According to Rayonna Booth, a Project Lead and member of Zeta Phi Beta’s Xi Gamma Chapter on campus, institutional archives state that the NPHC had been advocating for a space and sense of belonging on campus since the 1970s, when the members at the time, spoke out regarding not having adequate space to convene and engage the community in their initiatives.
The conversation around implementing a space for the council on campus has been occurring since the early 2000s, and the project has never gotten off the ground to come to life for our community.
“Our current council started having intentional conversations about this project and believed it was time to make this project happen in order to celebrate our history, while developing a legacy for our community that will have a lasting impact on the Ohio State community,” Booth stated in an email to Watch The Yard.
“From this day forward, the history and legacy of our Black Greek organizations will be commemorated as part of the physical landscape of The Ohio State University,” Ohio State President Kristina M. Johnson at the groundbreaking. “I know that a more diverse and inclusive university is a richer, more complex and more innovative university. As president, I am committed to advancing diversity and inclusion, not just in words, but in action.”
The NPHC Plaza will feature all nine organizations to honor the nine orgs and chapters established The Ohio State University.
“The purpose of the NPHC Plaza is to serve as a space for current members, alumni and prospective members while raising awareness to the entire campus community about the legacy of our council and chapters. The NPHC Plaza will recognize the contribution and impact our council has had on the campus and Columbus community,” Booth stated. “At many large, predominately white institutions like Ohio State, it can be difficult for Black students to find a sense of community. However, it is up to Black students to find that place they can call home, and the NPHC Plaza will be just that and help push the focus on building an inclusive community that is racially and socially just for all people.”

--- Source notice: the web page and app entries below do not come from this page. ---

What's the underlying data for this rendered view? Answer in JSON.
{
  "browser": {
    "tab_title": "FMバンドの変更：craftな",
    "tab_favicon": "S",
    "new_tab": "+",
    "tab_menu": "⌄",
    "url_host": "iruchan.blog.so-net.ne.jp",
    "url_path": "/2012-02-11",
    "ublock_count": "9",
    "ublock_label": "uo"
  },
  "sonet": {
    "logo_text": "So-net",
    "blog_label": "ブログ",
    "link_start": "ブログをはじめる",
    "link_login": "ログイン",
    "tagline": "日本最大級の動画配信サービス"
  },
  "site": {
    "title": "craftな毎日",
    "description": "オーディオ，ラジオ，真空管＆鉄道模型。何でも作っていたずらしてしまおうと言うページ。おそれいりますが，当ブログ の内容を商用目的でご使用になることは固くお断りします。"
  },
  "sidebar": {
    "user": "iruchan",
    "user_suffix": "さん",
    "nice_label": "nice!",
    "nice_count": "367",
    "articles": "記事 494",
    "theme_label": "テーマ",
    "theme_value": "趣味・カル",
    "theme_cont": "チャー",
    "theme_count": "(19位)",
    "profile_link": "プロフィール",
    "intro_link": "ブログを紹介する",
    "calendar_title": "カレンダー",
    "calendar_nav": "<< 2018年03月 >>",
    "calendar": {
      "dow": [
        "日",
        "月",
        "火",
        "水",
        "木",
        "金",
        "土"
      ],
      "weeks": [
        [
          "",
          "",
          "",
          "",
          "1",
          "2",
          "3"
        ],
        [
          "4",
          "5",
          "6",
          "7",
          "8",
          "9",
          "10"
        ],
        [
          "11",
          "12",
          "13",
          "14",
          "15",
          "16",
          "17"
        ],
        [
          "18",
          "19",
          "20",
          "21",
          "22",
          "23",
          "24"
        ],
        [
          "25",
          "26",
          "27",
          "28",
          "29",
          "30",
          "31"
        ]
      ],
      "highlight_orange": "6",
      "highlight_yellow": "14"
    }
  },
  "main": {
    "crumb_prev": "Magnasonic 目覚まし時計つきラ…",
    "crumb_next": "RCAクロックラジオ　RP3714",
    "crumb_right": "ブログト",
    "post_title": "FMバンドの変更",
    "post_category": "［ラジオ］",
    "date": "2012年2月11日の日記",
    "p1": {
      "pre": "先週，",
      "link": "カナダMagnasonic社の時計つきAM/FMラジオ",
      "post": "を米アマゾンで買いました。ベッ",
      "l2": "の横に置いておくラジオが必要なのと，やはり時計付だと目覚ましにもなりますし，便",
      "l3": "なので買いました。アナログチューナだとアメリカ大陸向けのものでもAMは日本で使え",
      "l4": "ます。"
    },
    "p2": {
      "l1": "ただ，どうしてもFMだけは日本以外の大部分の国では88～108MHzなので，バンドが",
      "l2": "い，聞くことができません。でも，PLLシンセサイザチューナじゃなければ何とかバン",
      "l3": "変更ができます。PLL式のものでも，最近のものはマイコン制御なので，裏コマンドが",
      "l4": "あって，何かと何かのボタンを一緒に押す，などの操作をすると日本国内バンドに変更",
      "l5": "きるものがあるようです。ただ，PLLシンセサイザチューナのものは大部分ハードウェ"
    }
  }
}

We at Watch The Yard would like to commend the students, faculty and alumni for helping make this happen. Seeing spaces like these dedicated to Black students and Black history is truly a powerful thing.